TO DO: Starting at the top line and ending at the bottom one, repeat the entries exactly and drop every picture.

DATA FOR THIS TASK:

┄┄┄┄┄┄┄┄┄┄┄┄┄┄┄┄┄┄┄┄

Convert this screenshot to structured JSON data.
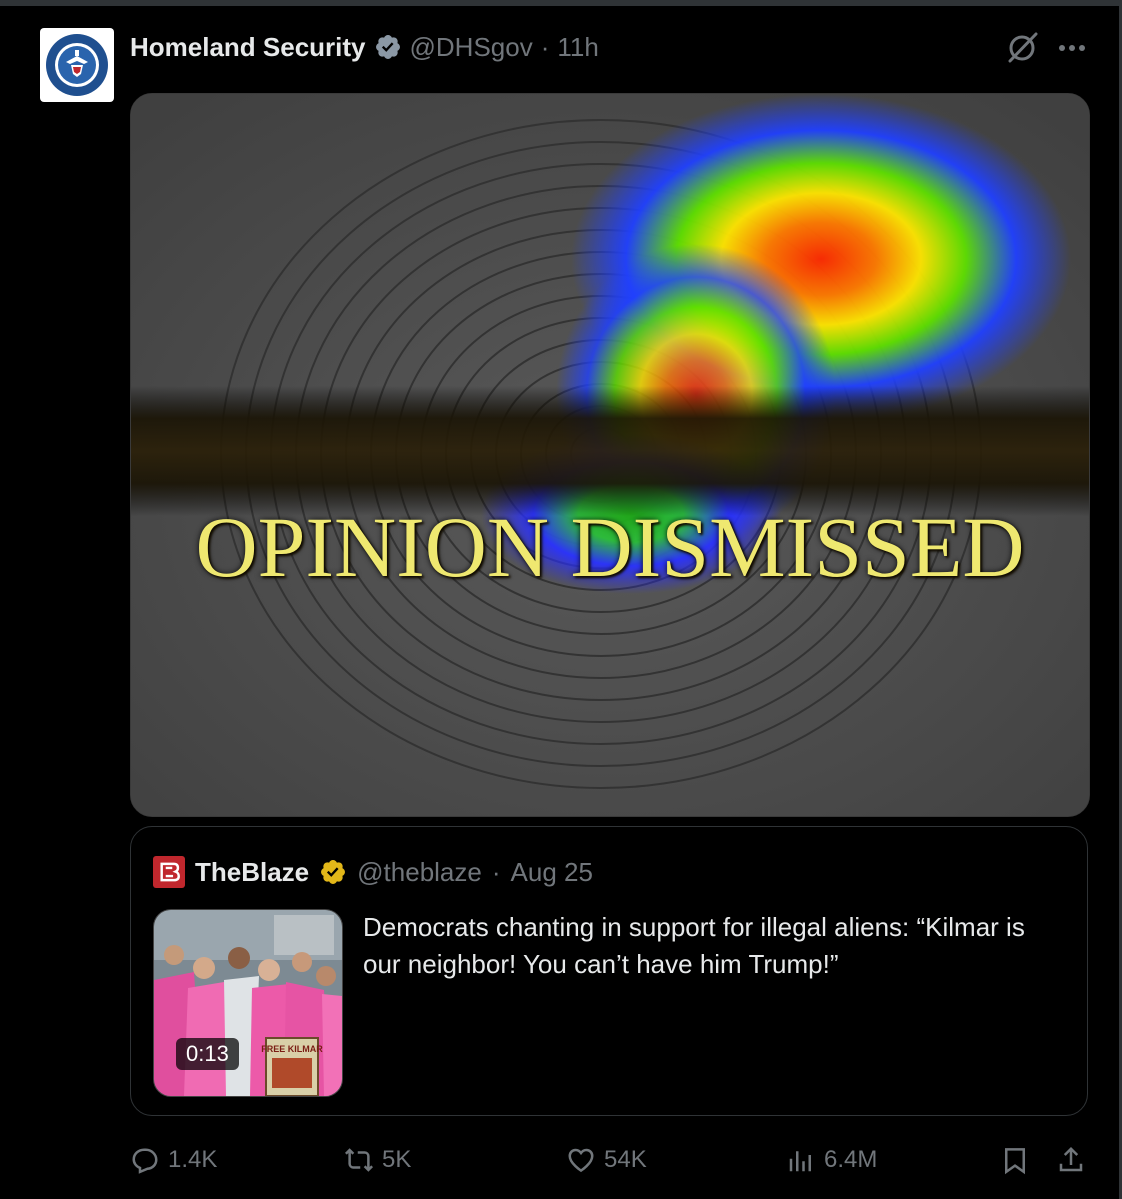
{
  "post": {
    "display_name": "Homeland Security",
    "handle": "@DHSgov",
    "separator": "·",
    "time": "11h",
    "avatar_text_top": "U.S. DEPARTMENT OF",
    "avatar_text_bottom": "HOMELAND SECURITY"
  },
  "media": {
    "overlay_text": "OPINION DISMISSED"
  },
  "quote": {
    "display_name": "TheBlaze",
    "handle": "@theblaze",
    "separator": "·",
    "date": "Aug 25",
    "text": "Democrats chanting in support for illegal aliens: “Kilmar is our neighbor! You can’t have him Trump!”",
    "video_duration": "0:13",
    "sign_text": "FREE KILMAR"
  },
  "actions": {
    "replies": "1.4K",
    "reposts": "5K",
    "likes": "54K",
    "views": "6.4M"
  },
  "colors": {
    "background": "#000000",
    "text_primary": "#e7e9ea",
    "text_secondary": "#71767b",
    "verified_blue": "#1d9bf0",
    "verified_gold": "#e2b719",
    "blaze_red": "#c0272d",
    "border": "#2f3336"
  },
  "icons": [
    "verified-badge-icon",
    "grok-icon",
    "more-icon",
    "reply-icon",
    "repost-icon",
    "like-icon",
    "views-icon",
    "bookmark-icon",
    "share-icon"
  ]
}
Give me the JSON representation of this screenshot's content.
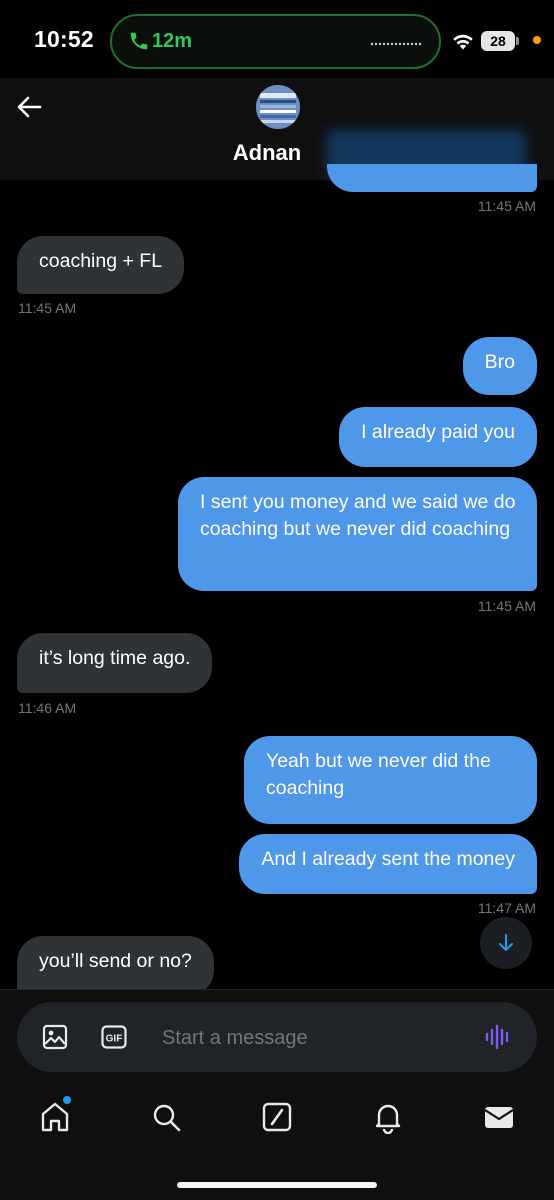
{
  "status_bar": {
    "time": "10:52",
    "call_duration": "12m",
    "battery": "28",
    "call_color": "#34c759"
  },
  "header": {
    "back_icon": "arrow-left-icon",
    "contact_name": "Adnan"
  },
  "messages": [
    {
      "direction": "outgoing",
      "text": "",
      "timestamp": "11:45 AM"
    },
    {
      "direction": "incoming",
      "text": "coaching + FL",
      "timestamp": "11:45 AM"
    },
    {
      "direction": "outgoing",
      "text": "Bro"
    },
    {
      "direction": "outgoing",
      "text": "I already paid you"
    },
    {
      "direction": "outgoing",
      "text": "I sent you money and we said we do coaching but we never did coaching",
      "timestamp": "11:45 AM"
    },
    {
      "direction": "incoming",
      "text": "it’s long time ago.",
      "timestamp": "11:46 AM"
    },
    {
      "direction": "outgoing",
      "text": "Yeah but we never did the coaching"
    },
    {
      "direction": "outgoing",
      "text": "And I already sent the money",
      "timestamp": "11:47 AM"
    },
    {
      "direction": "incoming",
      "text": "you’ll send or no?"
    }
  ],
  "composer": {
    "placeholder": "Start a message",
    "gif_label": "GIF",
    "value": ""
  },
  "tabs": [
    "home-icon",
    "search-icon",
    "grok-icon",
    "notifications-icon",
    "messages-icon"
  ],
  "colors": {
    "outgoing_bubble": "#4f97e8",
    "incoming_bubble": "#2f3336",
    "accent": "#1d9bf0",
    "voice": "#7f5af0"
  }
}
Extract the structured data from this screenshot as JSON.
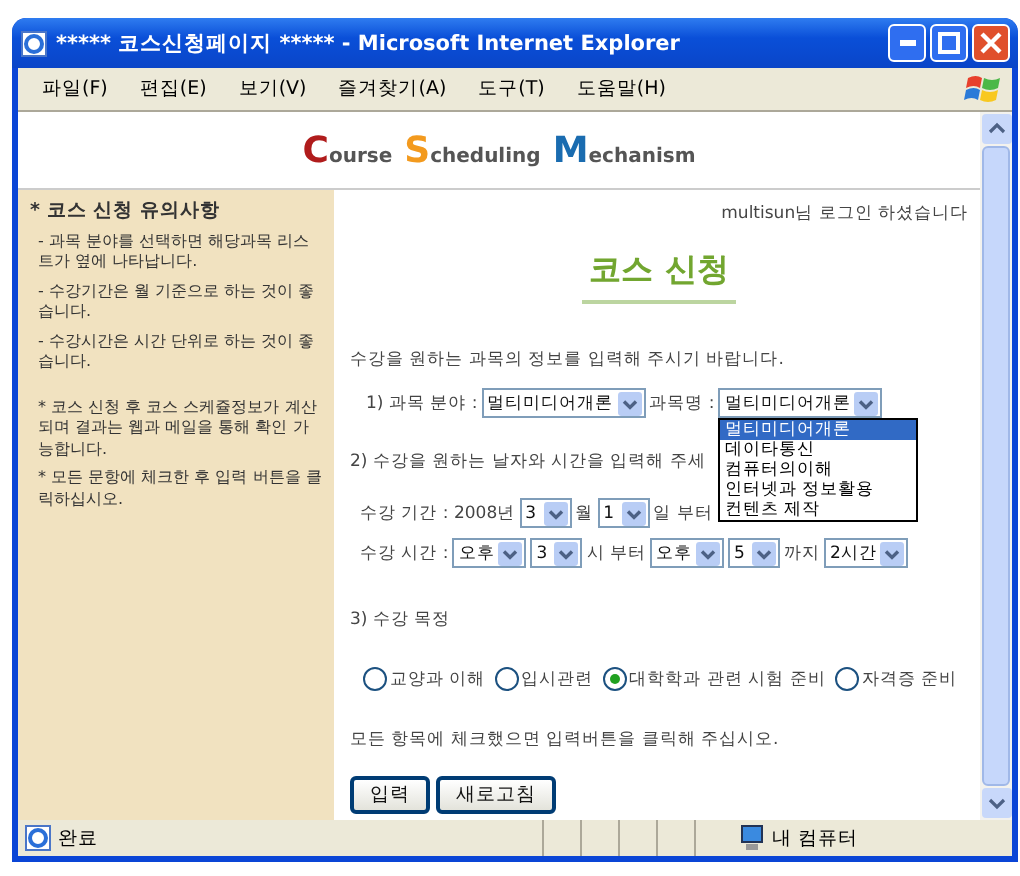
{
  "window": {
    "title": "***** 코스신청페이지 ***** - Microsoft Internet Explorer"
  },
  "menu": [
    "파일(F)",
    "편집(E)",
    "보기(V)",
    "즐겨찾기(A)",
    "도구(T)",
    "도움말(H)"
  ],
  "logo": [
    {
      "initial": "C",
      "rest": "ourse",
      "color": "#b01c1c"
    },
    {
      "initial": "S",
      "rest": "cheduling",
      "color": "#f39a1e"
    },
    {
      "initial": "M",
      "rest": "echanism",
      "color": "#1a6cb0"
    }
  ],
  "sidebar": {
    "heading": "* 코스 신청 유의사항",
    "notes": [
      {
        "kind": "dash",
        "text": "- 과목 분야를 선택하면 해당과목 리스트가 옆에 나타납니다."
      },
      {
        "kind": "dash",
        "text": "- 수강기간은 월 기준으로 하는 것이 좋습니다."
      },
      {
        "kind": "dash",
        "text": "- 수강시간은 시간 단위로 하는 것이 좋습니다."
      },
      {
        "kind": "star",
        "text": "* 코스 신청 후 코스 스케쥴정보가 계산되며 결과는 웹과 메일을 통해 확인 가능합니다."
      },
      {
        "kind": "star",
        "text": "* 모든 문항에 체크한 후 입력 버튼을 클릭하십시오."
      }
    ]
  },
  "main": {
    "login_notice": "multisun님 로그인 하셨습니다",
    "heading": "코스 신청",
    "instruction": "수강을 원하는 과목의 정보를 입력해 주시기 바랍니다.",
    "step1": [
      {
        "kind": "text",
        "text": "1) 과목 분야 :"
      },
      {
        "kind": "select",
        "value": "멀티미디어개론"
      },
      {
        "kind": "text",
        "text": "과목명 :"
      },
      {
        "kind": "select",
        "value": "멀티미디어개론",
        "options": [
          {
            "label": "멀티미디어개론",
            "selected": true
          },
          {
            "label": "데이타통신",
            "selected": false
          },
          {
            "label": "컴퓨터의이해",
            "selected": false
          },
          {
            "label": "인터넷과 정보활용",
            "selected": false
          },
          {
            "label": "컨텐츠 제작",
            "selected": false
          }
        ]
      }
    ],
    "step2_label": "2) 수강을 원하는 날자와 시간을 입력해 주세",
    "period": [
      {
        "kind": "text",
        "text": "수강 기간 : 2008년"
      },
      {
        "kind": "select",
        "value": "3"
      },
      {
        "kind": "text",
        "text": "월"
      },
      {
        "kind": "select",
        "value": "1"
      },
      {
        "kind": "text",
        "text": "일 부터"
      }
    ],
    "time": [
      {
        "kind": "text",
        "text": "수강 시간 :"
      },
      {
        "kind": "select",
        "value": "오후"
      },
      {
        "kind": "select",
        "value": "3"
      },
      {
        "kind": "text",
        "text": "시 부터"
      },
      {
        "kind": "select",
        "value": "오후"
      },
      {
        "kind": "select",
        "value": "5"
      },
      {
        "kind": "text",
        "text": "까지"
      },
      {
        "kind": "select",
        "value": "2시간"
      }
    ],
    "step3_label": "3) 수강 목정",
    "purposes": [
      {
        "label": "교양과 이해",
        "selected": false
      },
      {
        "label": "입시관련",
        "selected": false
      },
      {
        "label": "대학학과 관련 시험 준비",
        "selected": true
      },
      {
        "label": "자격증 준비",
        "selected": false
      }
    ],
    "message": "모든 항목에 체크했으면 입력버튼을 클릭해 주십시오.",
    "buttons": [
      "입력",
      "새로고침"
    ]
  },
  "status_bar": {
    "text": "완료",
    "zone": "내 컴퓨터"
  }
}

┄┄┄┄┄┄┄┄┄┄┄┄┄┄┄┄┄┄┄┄

OUTPUT:
Convert this screenshot to structured JSON data.
{
  "post": {
    "display_name": "Homeland Security",
    "handle": "@DHSgov",
    "separator": "·",
    "time": "11h",
    "avatar_text_top": "U.S. DEPARTMENT OF",
    "avatar_text_bottom": "HOMELAND SECURITY"
  },
  "media": {
    "overlay_text": "OPINION DISMISSED"
  },
  "quote": {
    "display_name": "TheBlaze",
    "handle": "@theblaze",
    "separator": "·",
    "date": "Aug 25",
    "text": "Democrats chanting in support for illegal aliens: “Kilmar is our neighbor! You can’t have him Trump!”",
    "video_duration": "0:13",
    "sign_text": "FREE KILMAR"
  },
  "actions": {
    "replies": "1.4K",
    "reposts": "5K",
    "likes": "54K",
    "views": "6.4M"
  },
  "colors": {
    "background": "#000000",
    "text_primary": "#e7e9ea",
    "text_secondary": "#71767b",
    "verified_blue": "#1d9bf0",
    "verified_gold": "#e2b719",
    "blaze_red": "#c0272d",
    "border": "#2f3336"
  },
  "icons": [
    "verified-badge-icon",
    "grok-icon",
    "more-icon",
    "reply-icon",
    "repost-icon",
    "like-icon",
    "views-icon",
    "bookmark-icon",
    "share-icon"
  ]
}
Give me the JSON representation of this screenshot's content.
{
  "status_bar": {
    "time": "10:52",
    "call_duration": "12m",
    "battery": "28",
    "call_color": "#34c759"
  },
  "header": {
    "back_icon": "arrow-left-icon",
    "contact_name": "Adnan"
  },
  "messages": [
    {
      "direction": "outgoing",
      "text": "",
      "timestamp": "11:45 AM"
    },
    {
      "direction": "incoming",
      "text": "coaching + FL",
      "timestamp": "11:45 AM"
    },
    {
      "direction": "outgoing",
      "text": "Bro"
    },
    {
      "direction": "outgoing",
      "text": "I already paid you"
    },
    {
      "direction": "outgoing",
      "text": "I sent you money and we said we do coaching but we never did coaching",
      "timestamp": "11:45 AM"
    },
    {
      "direction": "incoming",
      "text": "it’s long time ago.",
      "timestamp": "11:46 AM"
    },
    {
      "direction": "outgoing",
      "text": "Yeah but we never did the coaching"
    },
    {
      "direction": "outgoing",
      "text": "And I already sent the money",
      "timestamp": "11:47 AM"
    },
    {
      "direction": "incoming",
      "text": "you’ll send or no?"
    }
  ],
  "composer": {
    "placeholder": "Start a message",
    "gif_label": "GIF",
    "value": ""
  },
  "tabs": [
    "home-icon",
    "search-icon",
    "grok-icon",
    "notifications-icon",
    "messages-icon"
  ],
  "colors": {
    "outgoing_bubble": "#4f97e8",
    "incoming_bubble": "#2f3336",
    "accent": "#1d9bf0",
    "voice": "#7f5af0"
  }
}
Extract the structured data from this screenshot as JSON.
{
  "window": {
    "title": "***** 코스신청페이지 ***** - Microsoft Internet Explorer"
  },
  "menu": [
    "파일(F)",
    "편집(E)",
    "보기(V)",
    "즐겨찾기(A)",
    "도구(T)",
    "도움말(H)"
  ],
  "logo": [
    {
      "initial": "C",
      "rest": "ourse",
      "color": "#b01c1c"
    },
    {
      "initial": "S",
      "rest": "cheduling",
      "color": "#f39a1e"
    },
    {
      "initial": "M",
      "rest": "echanism",
      "color": "#1a6cb0"
    }
  ],
  "sidebar": {
    "heading": "* 코스 신청 유의사항",
    "notes": [
      {
        "kind": "dash",
        "text": "- 과목 분야를 선택하면 해당과목 리스트가 옆에 나타납니다."
      },
      {
        "kind": "dash",
        "text": "- 수강기간은 월 기준으로 하는 것이 좋습니다."
      },
      {
        "kind": "dash",
        "text": "- 수강시간은 시간 단위로 하는 것이 좋습니다."
      },
      {
        "kind": "star",
        "text": "* 코스 신청 후 코스 스케쥴정보가 계산되며 결과는 웹과 메일을 통해 확인 가능합니다."
      },
      {
        "kind": "star",
        "text": "* 모든 문항에 체크한 후 입력 버튼을 클릭하십시오."
      }
    ]
  },
  "main": {
    "login_notice": "multisun님 로그인 하셨습니다",
    "heading": "코스 신청",
    "instruction": "수강을 원하는 과목의 정보를 입력해 주시기 바랍니다.",
    "step1": [
      {
        "kind": "text",
        "text": "1) 과목 분야 :"
      },
      {
        "kind": "select",
        "value": "멀티미디어개론"
      },
      {
        "kind": "text",
        "text": "과목명 :"
      },
      {
        "kind": "select",
        "value": "멀티미디어개론",
        "options": [
          {
            "label": "멀티미디어개론",
            "selected": true
          },
          {
            "label": "데이타통신",
            "selected": false
          },
          {
            "label": "컴퓨터의이해",
            "selected": false
          },
          {
            "label": "인터넷과 정보활용",
            "selected": false
          },
          {
            "label": "컨텐츠 제작",
            "selected": false
          }
        ]
      }
    ],
    "step2_label": "2) 수강을 원하는 날자와 시간을 입력해 주세",
    "period": [
      {
        "kind": "text",
        "text": "수강 기간 : 2008년"
      },
      {
        "kind": "select",
        "value": "3"
      },
      {
        "kind": "text",
        "text": "월"
      },
      {
        "kind": "select",
        "value": "1"
      },
      {
        "kind": "text",
        "text": "일 부터"
      }
    ],
    "time": [
      {
        "kind": "text",
        "text": "수강 시간 :"
      },
      {
        "kind": "select",
        "value": "오후"
      },
      {
        "kind": "select",
        "value": "3"
      },
      {
        "kind": "text",
        "text": "시 부터"
      },
      {
        "kind": "select",
        "value": "오후"
      },
      {
        "kind": "select",
        "value": "5"
      },
      {
        "kind": "text",
        "text": "까지"
      },
      {
        "kind": "select",
        "value": "2시간"
      }
    ],
    "step3_label": "3) 수강 목정",
    "purposes": [
      {
        "label": "교양과 이해",
        "selected": false
      },
      {
        "label": "입시관련",
        "selected": false
      },
      {
        "label": "대학학과 관련 시험 준비",
        "selected": true
      },
      {
        "label": "자격증 준비",
        "selected": false
      }
    ],
    "message": "모든 항목에 체크했으면 입력버튼을 클릭해 주십시오.",
    "buttons": [
      "입력",
      "새로고침"
    ]
  },
  "status_bar": {
    "text": "완료",
    "zone": "내 컴퓨터"
  }
}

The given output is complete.